Gutenberg designed the printing press. Gutenberg didn’t have to design the printing press, he chose to. He could have designed the world’s first mechanical rodeo, The GutenbullTM, but he didn’t. In selecting to invent the printing press, Gutenberg created the foundation of modern literacy. He also created Gutenberg.
As Locke and Smith argue, human beings are defined by what we do. Even before the self-classification brought on by capitalism’s division of labor, a human being was defined as a leader, as a mother, as a preacher. Acting is the way we create ourselves. Shouldn’t we have a say in the role for which we’re cast?
The poor working conditions that lead to strikes hinder self-creation because what we do is not relegated to our jobs. The fullness of our lives, the choices we get to make, the people we become, endow us with dignity. When a real person is treated as a human resource, it leads to the diminishment of their dignity.
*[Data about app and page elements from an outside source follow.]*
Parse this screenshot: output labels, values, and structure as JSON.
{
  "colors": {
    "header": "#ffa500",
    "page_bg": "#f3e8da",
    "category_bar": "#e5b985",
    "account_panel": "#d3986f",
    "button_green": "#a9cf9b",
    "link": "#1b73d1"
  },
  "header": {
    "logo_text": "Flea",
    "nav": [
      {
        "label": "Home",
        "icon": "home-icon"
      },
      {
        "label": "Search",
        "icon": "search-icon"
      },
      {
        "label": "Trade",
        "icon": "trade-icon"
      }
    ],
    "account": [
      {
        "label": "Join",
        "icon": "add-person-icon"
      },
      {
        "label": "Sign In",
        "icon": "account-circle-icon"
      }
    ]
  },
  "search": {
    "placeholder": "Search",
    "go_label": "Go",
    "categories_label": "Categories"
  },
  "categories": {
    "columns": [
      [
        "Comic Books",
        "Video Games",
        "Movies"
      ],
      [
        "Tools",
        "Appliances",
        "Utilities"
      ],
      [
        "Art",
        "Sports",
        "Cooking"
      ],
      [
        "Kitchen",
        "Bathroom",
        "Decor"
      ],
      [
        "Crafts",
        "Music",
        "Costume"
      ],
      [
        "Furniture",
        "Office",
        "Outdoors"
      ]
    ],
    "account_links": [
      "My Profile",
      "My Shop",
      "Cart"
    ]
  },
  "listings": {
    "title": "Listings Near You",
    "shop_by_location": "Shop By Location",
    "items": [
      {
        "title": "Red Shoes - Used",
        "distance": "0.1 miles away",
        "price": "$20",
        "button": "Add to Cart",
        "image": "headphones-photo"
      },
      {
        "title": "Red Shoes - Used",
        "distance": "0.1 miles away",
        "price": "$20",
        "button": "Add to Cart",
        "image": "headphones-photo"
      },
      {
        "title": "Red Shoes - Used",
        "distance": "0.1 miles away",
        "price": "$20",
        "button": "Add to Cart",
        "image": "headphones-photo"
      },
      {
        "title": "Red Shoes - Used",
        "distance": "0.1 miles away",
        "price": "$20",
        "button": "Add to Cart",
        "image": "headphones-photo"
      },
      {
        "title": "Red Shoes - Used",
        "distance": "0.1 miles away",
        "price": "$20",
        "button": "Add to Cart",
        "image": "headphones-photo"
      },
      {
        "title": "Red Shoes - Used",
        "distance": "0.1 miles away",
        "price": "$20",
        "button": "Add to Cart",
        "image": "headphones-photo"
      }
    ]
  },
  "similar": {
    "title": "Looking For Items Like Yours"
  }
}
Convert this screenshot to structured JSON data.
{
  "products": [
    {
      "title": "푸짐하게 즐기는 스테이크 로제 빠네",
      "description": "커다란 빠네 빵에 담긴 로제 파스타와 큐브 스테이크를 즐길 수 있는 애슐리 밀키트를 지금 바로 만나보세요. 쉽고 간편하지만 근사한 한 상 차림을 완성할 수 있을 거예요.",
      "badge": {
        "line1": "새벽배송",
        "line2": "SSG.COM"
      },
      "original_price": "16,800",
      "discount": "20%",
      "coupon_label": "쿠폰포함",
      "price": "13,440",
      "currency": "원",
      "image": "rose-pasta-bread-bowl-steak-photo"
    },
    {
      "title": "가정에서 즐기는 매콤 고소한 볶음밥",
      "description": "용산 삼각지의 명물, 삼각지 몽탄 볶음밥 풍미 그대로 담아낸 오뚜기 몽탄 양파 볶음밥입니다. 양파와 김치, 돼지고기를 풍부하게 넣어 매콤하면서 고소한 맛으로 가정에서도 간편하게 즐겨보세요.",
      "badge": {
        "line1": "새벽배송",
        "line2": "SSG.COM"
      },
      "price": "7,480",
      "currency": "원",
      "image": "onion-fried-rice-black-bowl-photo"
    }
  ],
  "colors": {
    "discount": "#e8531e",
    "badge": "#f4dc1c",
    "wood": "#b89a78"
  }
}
Human beings need dignity. Maybe not a lot of it, all the time; on the subway at 1:15 on a Saturday morning, you’ll see a real-time loss of dignity (and also the loss of someone’s dinner). The strikes, inspired by demands for lower-level workers, are as much about the ability, their labor, reclaiming their property, their dignity through self-creation as they are about the difference between $45,000 and $50,000. In fact, they’re the same thing.
If You Give a Person a Popsicle
When workers go on strike, are they asking for a popsicle, or for their friends to help them move? HarperCollins and the University of California want you to think that the unions want popsicles for everyone, whether or not they’ve earned them. What the unions want, though, is for their companies to help them move, to respect their property. When companies do not respect people’s property, people strike.
The worrying thing about the modern “deserving” discourse is how it conflates material acquisition with human relationships. Philosopher Martin Buber worried that this way of living alienated us from one another, most notably through our use use of technology. Buber explains this right after World War l, devoting a whole book to it, I and Thou. While a job may be transactional in nature, it is still a human relationship, the connection between beings brimming with their inherent dignity.
The worrying thing about the modern “deserving” discourse is how it conflates material acquisition with human relationships. Philosopher Martin Buber worried that this way of living alienated us from one another, most notably through our use of technology. Buber explains this right after World War l, devoting an entire book to it, I and Thou. While a job may be transactional, it is still a human relationship, the connection between beings brimming with their inherent dignity.
It is much more convenient for upper level management to treat lower-level workers like objects. If you saw them as humans, you would have to consider their natural dignity, which costs a lot more. And, strikers are demanding both Lock and Smith set what in motion. Our labor involves our dignity.
Are we wrongly convincing ourselves that we deserve material goods to make us feel better? Why do so many think that we don’t deserve the connections that make us feel human? Unions remind us, often in uncomfortable ways, that our jobs are not to be defined only by those at the top. Unions are an important part of our self-determination. They are also a means to an end–a way to afford our self-creation. If workers are not paid enough to live, not just survive, they are being stripped of their property, and the ability to transcend. They are not just selling their labor, they are selling their souls and in doing so, many of us find ourselves alienated from each other.
This opinion was co-authored with Brooklyn Playwright Erin Gruodis-Gimbel